» Action item
Using the records below, filter for lines that contain the string "Agentic" and copy them out.

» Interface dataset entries
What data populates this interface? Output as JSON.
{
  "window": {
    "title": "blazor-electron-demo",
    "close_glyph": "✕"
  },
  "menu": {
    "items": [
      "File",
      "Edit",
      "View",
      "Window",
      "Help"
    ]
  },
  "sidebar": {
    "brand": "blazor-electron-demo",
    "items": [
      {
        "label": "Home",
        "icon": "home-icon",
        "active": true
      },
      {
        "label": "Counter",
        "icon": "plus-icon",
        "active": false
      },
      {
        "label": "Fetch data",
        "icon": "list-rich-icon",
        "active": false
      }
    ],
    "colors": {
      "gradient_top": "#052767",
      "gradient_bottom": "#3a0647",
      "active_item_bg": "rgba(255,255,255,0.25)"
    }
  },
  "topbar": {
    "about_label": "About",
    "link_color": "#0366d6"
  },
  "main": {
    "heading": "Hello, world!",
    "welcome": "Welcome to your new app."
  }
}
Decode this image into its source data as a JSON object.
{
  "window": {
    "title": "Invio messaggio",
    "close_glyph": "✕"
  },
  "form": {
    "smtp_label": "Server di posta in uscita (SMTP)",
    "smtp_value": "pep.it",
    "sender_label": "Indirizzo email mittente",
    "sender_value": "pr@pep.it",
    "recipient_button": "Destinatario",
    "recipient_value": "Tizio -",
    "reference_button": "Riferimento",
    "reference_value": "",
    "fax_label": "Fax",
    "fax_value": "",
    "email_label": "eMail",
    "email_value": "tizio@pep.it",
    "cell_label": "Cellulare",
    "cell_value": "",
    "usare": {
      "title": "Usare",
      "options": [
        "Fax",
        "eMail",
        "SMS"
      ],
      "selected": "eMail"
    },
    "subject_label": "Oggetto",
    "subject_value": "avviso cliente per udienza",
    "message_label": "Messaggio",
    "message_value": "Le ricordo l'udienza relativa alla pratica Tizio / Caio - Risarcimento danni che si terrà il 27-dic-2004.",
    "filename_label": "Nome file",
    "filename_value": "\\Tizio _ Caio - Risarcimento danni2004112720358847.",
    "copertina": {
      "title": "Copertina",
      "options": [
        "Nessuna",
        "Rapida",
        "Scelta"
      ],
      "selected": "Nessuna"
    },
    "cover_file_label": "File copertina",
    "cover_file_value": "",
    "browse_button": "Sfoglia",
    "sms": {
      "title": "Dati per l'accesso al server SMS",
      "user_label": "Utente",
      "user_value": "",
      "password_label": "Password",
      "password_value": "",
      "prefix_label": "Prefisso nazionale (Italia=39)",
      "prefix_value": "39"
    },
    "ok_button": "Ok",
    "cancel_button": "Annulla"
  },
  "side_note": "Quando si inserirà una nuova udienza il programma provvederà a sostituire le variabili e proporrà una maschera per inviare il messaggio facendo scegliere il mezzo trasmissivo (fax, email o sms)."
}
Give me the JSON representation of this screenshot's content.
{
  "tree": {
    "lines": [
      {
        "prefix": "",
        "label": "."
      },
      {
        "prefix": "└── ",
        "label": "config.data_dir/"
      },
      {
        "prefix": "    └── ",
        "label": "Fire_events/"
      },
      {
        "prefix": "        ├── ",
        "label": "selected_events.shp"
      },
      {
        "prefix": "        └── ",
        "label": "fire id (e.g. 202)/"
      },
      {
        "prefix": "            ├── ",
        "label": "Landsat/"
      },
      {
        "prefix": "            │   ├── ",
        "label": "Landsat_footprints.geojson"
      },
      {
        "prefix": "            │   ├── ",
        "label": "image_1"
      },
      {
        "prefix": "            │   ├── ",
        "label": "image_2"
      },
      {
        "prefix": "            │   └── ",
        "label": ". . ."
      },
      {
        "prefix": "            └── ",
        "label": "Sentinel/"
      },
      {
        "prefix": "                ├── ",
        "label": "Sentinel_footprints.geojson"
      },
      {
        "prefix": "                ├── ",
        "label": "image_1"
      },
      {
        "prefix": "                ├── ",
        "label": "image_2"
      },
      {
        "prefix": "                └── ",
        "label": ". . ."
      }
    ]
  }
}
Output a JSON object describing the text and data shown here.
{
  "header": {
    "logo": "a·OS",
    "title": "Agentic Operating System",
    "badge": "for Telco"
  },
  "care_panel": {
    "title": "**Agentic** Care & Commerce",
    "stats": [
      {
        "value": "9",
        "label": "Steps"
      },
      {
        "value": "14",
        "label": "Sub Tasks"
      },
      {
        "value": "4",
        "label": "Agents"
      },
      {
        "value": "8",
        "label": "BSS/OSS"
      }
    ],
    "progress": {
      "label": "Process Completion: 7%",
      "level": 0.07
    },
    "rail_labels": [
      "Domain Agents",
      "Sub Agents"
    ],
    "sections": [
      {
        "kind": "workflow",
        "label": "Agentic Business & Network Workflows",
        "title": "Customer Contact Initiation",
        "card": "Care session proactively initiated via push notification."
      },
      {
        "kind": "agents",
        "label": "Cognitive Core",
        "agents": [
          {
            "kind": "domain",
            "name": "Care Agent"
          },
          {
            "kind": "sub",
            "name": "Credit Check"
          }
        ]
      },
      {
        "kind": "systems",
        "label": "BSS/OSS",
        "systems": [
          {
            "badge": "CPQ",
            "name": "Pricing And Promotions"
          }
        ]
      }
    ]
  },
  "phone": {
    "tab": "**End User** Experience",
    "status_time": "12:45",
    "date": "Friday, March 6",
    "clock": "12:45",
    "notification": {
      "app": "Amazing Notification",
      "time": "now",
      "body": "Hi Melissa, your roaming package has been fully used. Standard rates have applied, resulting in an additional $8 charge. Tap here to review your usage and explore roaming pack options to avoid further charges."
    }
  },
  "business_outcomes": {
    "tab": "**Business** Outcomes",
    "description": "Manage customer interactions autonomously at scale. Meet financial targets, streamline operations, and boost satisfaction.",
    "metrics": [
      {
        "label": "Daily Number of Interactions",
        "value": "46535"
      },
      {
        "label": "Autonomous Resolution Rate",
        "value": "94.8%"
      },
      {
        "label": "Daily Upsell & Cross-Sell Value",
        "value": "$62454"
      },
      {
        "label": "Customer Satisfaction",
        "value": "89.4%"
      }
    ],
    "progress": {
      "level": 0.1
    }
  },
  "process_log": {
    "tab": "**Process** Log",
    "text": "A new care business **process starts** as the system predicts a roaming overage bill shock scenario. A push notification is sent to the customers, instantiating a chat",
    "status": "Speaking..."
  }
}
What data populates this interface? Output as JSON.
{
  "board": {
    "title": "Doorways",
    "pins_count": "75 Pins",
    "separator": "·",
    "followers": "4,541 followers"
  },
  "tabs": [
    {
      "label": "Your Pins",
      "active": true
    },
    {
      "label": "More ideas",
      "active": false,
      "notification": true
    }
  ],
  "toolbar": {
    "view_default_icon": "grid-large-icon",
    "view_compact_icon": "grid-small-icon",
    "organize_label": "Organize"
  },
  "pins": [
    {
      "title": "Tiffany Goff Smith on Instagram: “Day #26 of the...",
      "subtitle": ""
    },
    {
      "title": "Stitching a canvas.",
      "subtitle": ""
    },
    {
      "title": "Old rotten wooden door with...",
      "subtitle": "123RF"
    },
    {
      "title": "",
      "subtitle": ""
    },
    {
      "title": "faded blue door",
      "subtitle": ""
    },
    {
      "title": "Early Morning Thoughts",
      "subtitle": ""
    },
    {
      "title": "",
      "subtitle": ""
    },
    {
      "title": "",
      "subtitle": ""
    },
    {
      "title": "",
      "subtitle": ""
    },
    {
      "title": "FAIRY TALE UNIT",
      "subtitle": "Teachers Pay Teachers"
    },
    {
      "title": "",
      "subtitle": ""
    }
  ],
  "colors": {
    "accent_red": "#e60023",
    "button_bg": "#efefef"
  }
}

» Expected output
    "title": "Agentic Operating System",
    "title": "**Agentic** Care & Commerce",
        "label": "Agentic Business & Network Workflows",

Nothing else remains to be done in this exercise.